*DIRECTIONS*:
This exercise calls for every line of the data below with the string "JSON" in it.

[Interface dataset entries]
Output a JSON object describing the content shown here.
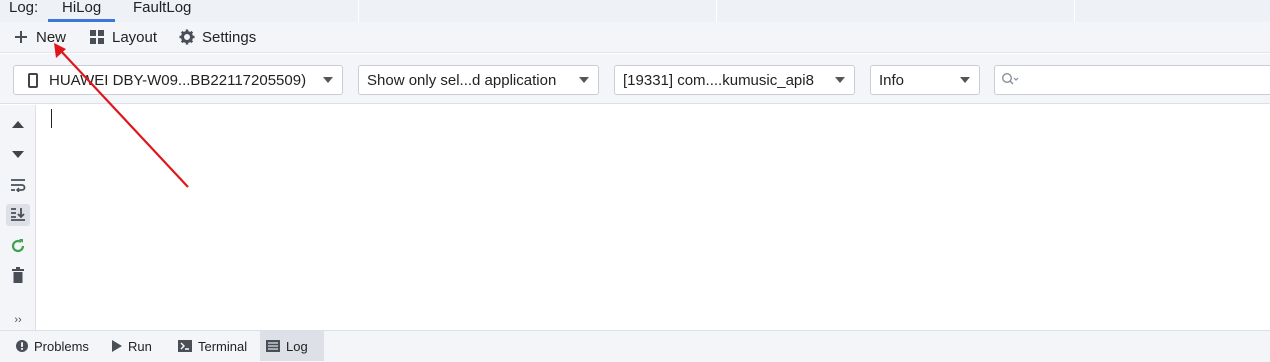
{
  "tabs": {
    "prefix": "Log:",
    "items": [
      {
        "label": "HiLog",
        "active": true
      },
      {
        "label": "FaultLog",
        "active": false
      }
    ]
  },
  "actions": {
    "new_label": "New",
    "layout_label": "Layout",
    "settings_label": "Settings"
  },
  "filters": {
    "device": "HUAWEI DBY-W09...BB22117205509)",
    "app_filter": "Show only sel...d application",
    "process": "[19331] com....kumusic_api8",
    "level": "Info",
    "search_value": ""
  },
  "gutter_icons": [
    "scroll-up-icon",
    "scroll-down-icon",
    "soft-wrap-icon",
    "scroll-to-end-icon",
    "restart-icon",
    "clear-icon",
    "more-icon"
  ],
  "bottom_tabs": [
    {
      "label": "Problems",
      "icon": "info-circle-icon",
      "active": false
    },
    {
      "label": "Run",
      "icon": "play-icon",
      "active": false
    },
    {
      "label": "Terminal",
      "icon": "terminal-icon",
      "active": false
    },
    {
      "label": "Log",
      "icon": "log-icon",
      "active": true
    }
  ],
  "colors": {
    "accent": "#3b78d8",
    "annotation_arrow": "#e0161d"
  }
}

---

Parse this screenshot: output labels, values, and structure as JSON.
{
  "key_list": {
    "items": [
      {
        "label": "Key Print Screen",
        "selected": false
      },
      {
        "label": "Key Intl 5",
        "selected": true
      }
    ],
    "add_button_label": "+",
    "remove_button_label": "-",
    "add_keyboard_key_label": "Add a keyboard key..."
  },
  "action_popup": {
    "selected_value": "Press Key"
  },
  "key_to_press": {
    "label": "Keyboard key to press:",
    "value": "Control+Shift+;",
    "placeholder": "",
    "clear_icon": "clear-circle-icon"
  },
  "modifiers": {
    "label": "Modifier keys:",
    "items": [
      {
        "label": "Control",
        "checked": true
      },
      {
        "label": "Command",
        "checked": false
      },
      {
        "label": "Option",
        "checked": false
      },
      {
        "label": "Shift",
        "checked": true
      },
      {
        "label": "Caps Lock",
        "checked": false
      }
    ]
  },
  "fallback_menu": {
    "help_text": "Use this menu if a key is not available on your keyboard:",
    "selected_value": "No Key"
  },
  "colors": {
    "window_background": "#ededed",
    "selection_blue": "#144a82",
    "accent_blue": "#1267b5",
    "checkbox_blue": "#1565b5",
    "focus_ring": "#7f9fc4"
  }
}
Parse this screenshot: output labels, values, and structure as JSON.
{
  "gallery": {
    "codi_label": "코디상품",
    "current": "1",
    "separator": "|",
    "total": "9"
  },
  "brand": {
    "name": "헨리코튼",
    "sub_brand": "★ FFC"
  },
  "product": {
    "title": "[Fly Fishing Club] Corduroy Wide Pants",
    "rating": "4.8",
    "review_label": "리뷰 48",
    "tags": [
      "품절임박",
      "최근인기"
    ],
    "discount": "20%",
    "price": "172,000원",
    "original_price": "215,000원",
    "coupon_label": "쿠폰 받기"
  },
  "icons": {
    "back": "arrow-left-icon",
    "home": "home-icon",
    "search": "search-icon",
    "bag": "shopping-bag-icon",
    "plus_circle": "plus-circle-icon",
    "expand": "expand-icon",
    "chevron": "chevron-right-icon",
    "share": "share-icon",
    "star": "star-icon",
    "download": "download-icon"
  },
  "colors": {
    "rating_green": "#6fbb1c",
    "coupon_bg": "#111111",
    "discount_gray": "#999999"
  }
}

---

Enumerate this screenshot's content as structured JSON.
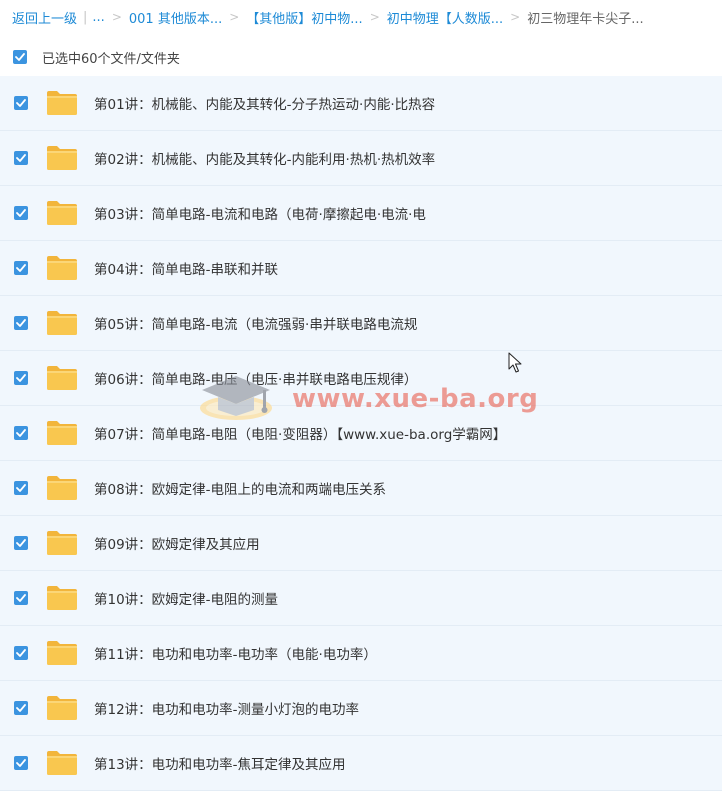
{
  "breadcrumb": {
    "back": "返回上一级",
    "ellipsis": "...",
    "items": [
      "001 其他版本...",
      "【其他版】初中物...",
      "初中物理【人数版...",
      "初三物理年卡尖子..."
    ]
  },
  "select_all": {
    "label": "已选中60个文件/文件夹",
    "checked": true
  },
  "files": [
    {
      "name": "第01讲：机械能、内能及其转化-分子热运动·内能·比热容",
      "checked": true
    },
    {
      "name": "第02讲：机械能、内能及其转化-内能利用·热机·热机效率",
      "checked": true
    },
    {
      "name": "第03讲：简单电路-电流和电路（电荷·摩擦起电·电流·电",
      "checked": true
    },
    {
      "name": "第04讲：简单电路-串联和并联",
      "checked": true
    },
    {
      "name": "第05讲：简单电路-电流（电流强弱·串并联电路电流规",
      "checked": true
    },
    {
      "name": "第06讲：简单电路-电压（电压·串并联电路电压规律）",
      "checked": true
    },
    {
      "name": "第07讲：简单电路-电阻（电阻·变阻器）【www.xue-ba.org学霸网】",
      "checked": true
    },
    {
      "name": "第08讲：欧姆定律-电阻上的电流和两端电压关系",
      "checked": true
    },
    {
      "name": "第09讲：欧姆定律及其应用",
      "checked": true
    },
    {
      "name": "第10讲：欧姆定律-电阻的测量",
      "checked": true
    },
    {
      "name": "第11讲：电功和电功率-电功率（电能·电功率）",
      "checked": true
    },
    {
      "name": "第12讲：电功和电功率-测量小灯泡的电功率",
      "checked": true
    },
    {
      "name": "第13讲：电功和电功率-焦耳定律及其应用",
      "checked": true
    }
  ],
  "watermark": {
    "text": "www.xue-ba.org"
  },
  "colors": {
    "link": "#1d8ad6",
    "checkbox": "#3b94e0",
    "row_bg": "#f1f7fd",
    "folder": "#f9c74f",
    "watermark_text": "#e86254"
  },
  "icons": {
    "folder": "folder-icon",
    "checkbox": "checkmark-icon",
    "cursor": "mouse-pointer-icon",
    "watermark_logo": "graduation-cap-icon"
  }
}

*PROBLEM SOLUTION*:
Output a JSON object describing the content shown here.
Parse this screenshot: output labels, values, and structure as JSON.
Parse this screenshot: output labels, values, and structure as JSON.
Enumerate this screenshot's content as structured JSON.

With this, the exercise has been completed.